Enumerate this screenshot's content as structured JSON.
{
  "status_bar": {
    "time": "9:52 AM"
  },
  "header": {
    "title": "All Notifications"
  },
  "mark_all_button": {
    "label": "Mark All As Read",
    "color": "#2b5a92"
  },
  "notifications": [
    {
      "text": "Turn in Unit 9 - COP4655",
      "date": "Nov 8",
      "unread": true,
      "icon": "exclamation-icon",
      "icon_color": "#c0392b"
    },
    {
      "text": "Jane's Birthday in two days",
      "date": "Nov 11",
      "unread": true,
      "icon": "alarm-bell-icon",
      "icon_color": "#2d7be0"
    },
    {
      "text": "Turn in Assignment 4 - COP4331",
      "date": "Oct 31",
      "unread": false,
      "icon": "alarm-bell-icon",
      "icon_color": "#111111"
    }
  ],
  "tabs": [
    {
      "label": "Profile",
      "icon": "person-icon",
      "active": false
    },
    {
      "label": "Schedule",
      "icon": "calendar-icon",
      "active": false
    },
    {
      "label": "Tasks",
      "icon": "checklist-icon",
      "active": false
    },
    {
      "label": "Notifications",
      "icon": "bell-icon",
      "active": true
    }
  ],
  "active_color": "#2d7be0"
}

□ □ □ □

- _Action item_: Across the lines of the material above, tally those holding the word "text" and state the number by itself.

- _Solution_: 3